Ernest Hemingway never met a drink he didn’t like! In fact, he had a rather tumultuous lifelong affair with alcohol. Given such expertise, we should probably pay close attention to what this great novelist and journalist had to say about [...] more >>
Representing his crowning achievements as a composer, Couperin published four harpsichord books, containing roughly 220 pieces. In the preface to his 1713 collection he wrote, “In composing these pieces, I have always had an object in view, furnished by various [...] more >>
In the last article in this series, we looked at how Tan Dun turned to his roots for inspiration when composing his first composition. In the same manner – though around four decades earlier – the Argentinean composer Astor Piazzolla [...] more >>
Music is a universal language. It is a powerful tool for communication that withstands language barriers and generation gaps. It transverses time, and it unites and brings hope to people regardless of their race and religion.1 Music is also a [...] more >>
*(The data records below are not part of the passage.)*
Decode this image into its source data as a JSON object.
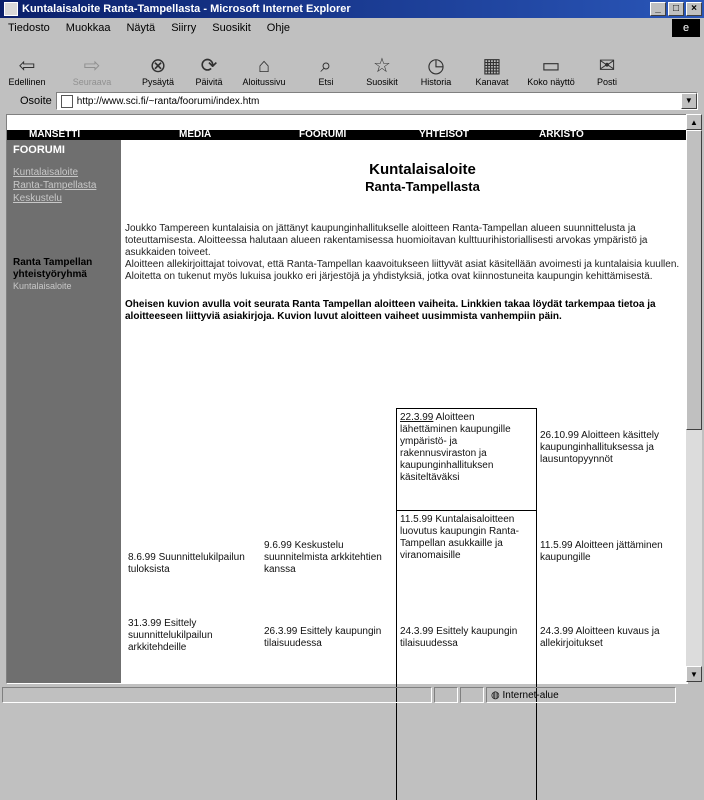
{
  "window": {
    "title": "Kuntalaisaloite Ranta-Tampellasta - Microsoft Internet Explorer",
    "controls": {
      "minimize": "_",
      "maximize": "□",
      "close": "×"
    }
  },
  "menu": [
    "Tiedosto",
    "Muokkaa",
    "Näytä",
    "Siirry",
    "Suosikit",
    "Ohje"
  ],
  "toolbar": [
    {
      "label": "Edellinen",
      "icon": "back-arrow-icon",
      "glyph": "⇦"
    },
    {
      "label": "Seuraava",
      "icon": "forward-arrow-icon",
      "glyph": "⇨"
    },
    {
      "label": "Pysäytä",
      "icon": "stop-icon",
      "glyph": "⊗"
    },
    {
      "label": "Päivitä",
      "icon": "refresh-icon",
      "glyph": "⟳"
    },
    {
      "label": "Aloitussivu",
      "icon": "home-icon",
      "glyph": "⌂"
    },
    {
      "label": "Etsi",
      "icon": "search-icon",
      "glyph": "⌕"
    },
    {
      "label": "Suosikit",
      "icon": "favorites-icon",
      "glyph": "☆"
    },
    {
      "label": "Historia",
      "icon": "history-icon",
      "glyph": "◷"
    },
    {
      "label": "Kanavat",
      "icon": "channels-icon",
      "glyph": "▦"
    },
    {
      "label": "Koko näyttö",
      "icon": "fullscreen-icon",
      "glyph": "▭"
    },
    {
      "label": "Posti",
      "icon": "mail-icon",
      "glyph": "✉"
    }
  ],
  "address": {
    "label": "Osoite",
    "url": "http://www.sci.fi/~ranta/foorumi/index.htm"
  },
  "nav": [
    "MANSETTI",
    "MEDIA",
    "FOORUMI",
    "YHTEISÖT",
    "ARKISTO"
  ],
  "sidebar": {
    "section": "FOORUMI",
    "links": [
      "Kuntalaisaloite",
      "Ranta-Tampellasta",
      "Keskustelu"
    ],
    "org_title": "Ranta Tampellan yhteistyöryhmä",
    "org_link": "Kuntalaisaloite"
  },
  "heading": {
    "title": "Kuntalaisaloite",
    "subtitle": "Ranta-Tampellasta"
  },
  "intro": [
    "Joukko Tampereen kuntalaisia on jättänyt kaupunginhallitukselle aloitteen Ranta-Tampellan alueen suunnittelusta ja toteuttamisesta. Aloitteessa halutaan alueen rakentamisessa huomioitavan kulttuurihistoriallisesti arvokas ympäristö ja asukkaiden toiveet.",
    "Aloitteen allekirjoittajat toivovat, että Ranta-Tampellan kaavoitukseen liittyvät asiat käsitellään avoimesti ja kuntalaisia kuullen. Aloitetta on tukenut myös lukuisa joukko eri järjestöjä ja yhdistyksiä, jotka ovat kiinnostuneita kaupungin kehittämisestä."
  ],
  "note": "Oheisen kuvion avulla voit seurata Ranta Tampellan aloitteen vaiheita. Linkkien takaa löydät tarkempaa tietoa ja aloitteeseen liittyviä asiakirjoja. Kuvion luvut aloitteen vaiheet uusimmista vanhempiin päin.",
  "timeline": [
    {
      "date": "22.3.99",
      "text": "Aloitteen lähettäminen kaupungille ympäristö- ja rakennusviraston ja kaupunginhallituksen käsiteltäväksi"
    },
    {
      "date": "26.10.99",
      "text": "Aloitteen käsittely kaupunginhallituksessa ja lausuntopyynnöt"
    },
    {
      "date": "11.5.99",
      "text": "Kuntalaisaloitteen luovutus kaupungin Ranta-Tampellan asukkaille ja viranomaisille"
    },
    {
      "date": "8.6.99",
      "text": "Suunnittelukilpailun tuloksista"
    },
    {
      "date": "9.6.99",
      "text": "Keskustelu suunnitelmista arkkitehtien kanssa"
    },
    {
      "date": "11.5.99",
      "text": "Aloitteen jättäminen kaupungille"
    },
    {
      "date": "31.3.99",
      "text": "Esittely suunnittelukilpailun arkkitehdeille"
    },
    {
      "date": "26.3.99",
      "text": "Esittely kaupungin tilaisuudessa"
    },
    {
      "date": "24.3.99",
      "text": "Esittely kaupungin tilaisuudessa"
    },
    {
      "date": "24.3.99",
      "text": "Aloitteen kuvaus ja allekirjoitukset"
    }
  ],
  "status": {
    "left": "",
    "zone": "Internet-alue"
  }
}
Christoph Willibald Gluck was a true visionary! Working at the Habsburg court in Vienna and at the Parisian stage, he completely reformed operatic traditions. Basically, he was sick and tired of singers dominating the operatic stage. Vocal acrobatics were the [...] more >>
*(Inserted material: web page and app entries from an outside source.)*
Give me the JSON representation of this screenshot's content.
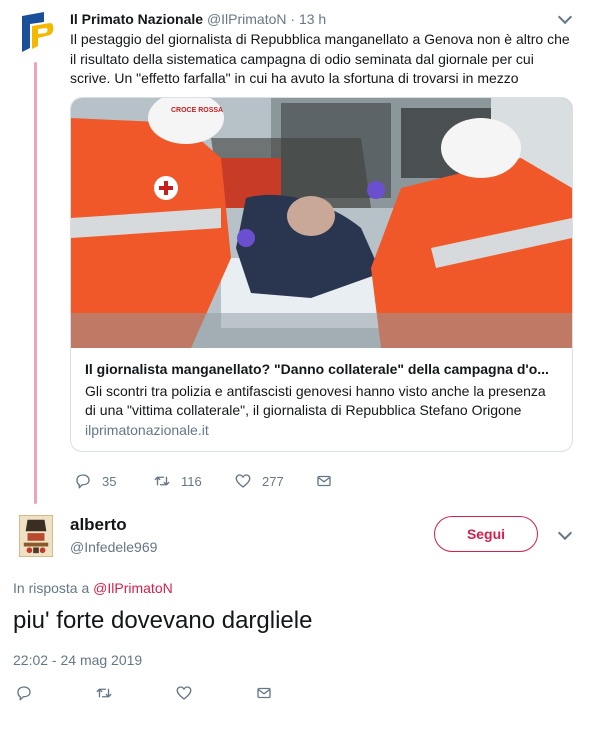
{
  "parent_tweet": {
    "author_name": "Il Primato Nazionale",
    "author_handle": "@IlPrimatoN",
    "separator": "·",
    "time": "13 h",
    "text": "Il pestaggio del giornalista di Repubblica manganellato a Genova non è altro che il risultato della sistematica campagna di odio seminata dal giornale per cui scrive. Un \"effetto farfalla\" in cui ha avuto la sfortuna di trovarsi in mezzo",
    "card": {
      "title": "Il giornalista manganellato? \"Danno collaterale\" della campagna d'o...",
      "description": "Gli scontri tra polizia e antifascisti genovesi hanno visto anche la presenza di una \"vittima collaterale\", il giornalista di Repubblica Stefano Origone",
      "domain": "ilprimatonazionale.it",
      "image_text": "CROCE ROSSA"
    },
    "actions": {
      "replies": "35",
      "retweets": "116",
      "likes": "277"
    }
  },
  "reply_tweet": {
    "author_name": "alberto",
    "author_handle": "@Infedele969",
    "follow_label": "Segui",
    "in_reply_prefix": "In risposta a ",
    "in_reply_handle": "@IlPrimatoN",
    "text": "piu' forte dovevano dargliele",
    "timestamp": "22:02 - 24 mag 2019"
  },
  "icons": {
    "reply": "reply-icon",
    "retweet": "retweet-icon",
    "like": "heart-icon",
    "message": "envelope-icon",
    "more": "chevron-down-icon"
  },
  "colors": {
    "accent": "#d61f4b",
    "muted": "#657786",
    "thread_line": "#f0a1bd",
    "brand_yellow": "#f5b800",
    "brand_blue": "#1a4f99"
  }
}
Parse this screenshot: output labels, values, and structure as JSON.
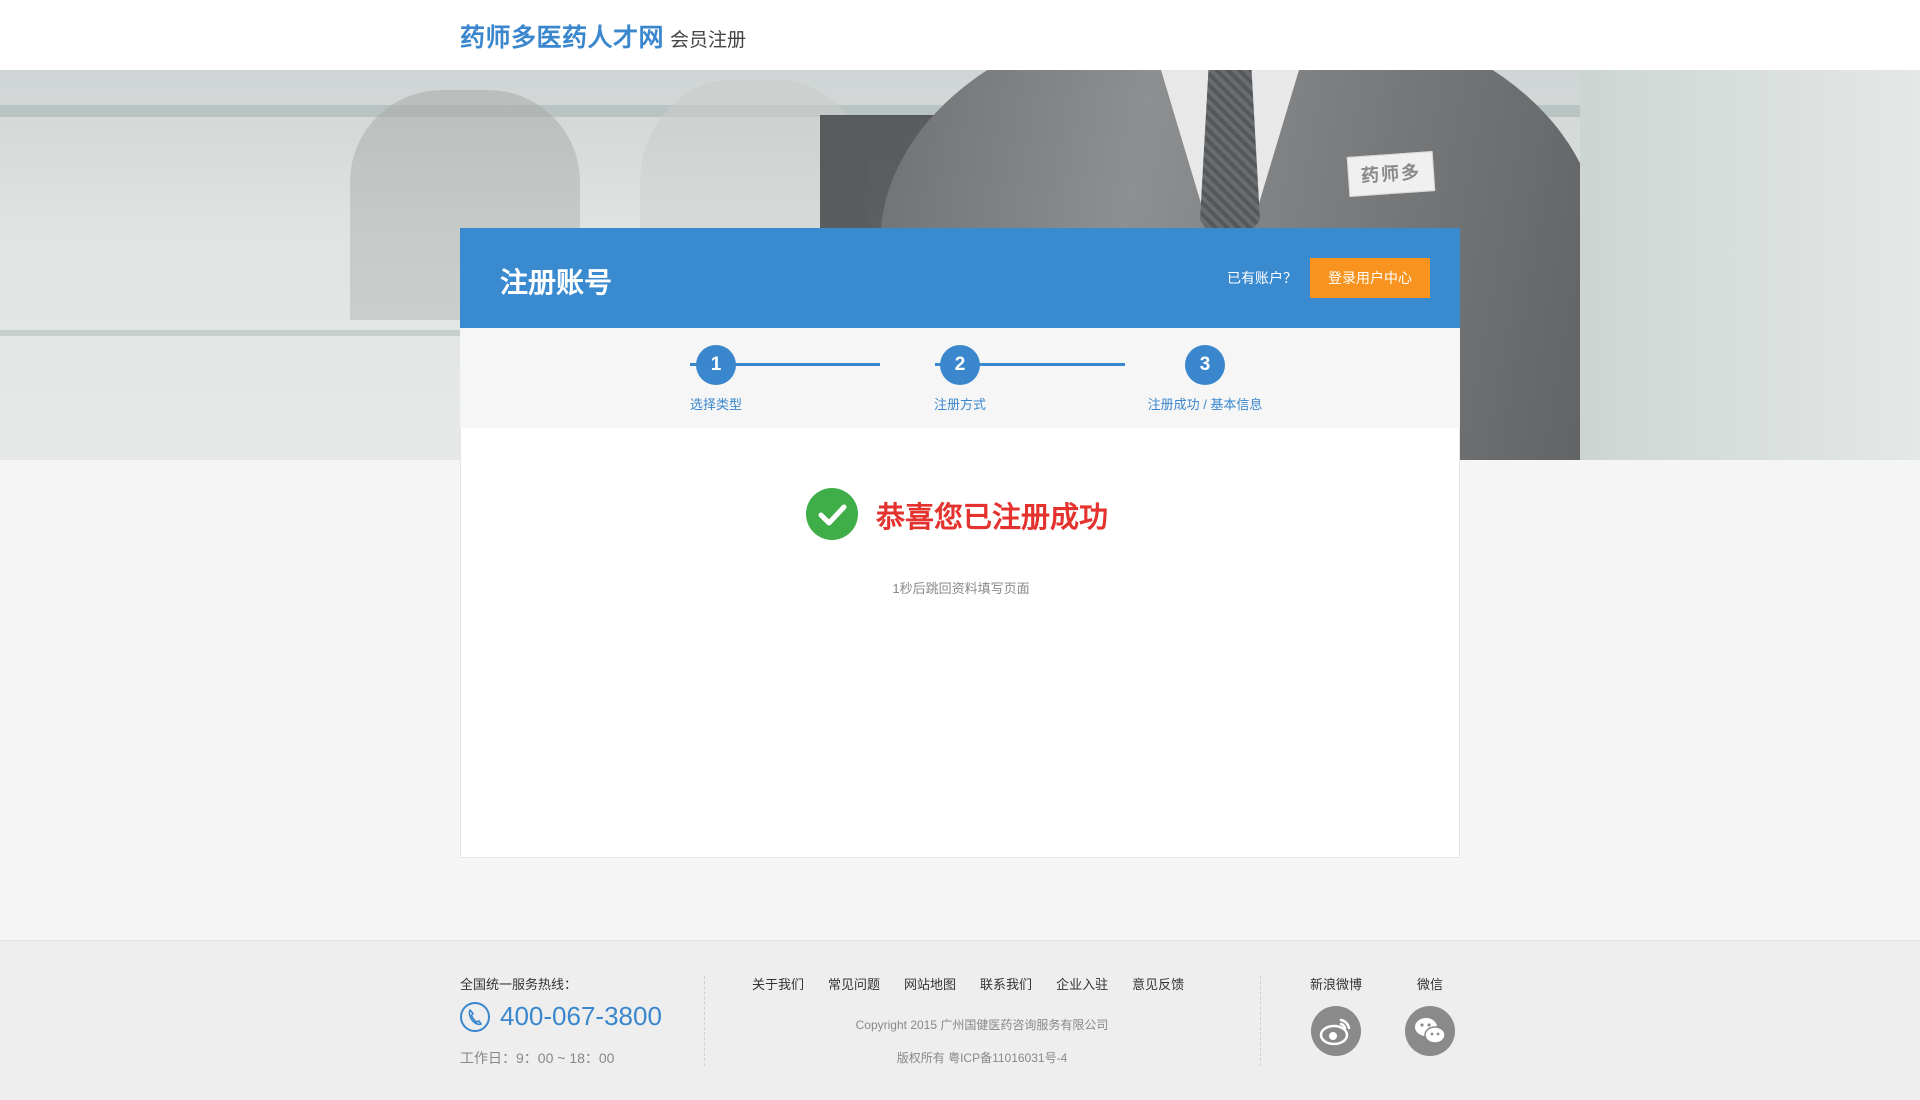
{
  "header": {
    "logo": "药师多医药人才网",
    "subtitle": "会员注册"
  },
  "banner": {
    "badge": "药师多"
  },
  "card": {
    "title": "注册账号",
    "have_account": "已有账户？",
    "login_button": "登录用户中心"
  },
  "steps": [
    {
      "number": "1",
      "label": "选择类型"
    },
    {
      "number": "2",
      "label": "注册方式"
    },
    {
      "number": "3",
      "label": "注册成功 / 基本信息"
    }
  ],
  "result": {
    "message": "恭喜您已注册成功",
    "redirect": "1秒后跳回资料填写页面"
  },
  "footer": {
    "hotline_label": "全国统一服务热线：",
    "phone": "400-067-3800",
    "hours": "工作日：9：00 ~ 18：00",
    "links": [
      "关于我们",
      "常见问题",
      "网站地图",
      "联系我们",
      "企业入驻",
      "意见反馈"
    ],
    "copyright": "Copyright 2015 广州国健医药咨询服务有限公司",
    "icp": "版权所有     粤ICP备11016031号-4",
    "social": [
      {
        "label": "新浪微博",
        "icon": "weibo-icon"
      },
      {
        "label": "微信",
        "icon": "wechat-icon"
      }
    ]
  },
  "colors": {
    "brand_blue": "#3a87cd",
    "header_blue": "#3a8ad0",
    "orange": "#f7931e",
    "success_green": "#3fae49",
    "success_red": "#e4322f"
  }
}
Swiss composer Arthur Honegger wrote three ‘symphonic movements,’ as he called them. The first, Pacific 231, written in 1923, brought the world of a great train to the concert stage.
The legendary pianist, composer, and pedagogue Leopold Godowsky was a world traveler. He considered “travel not only a way of lifting the creative intellect, but also a philosophical, spiritual enterprise, a way of advancing one’s journey of self-discovery.” Drawing inspiration [...] more >>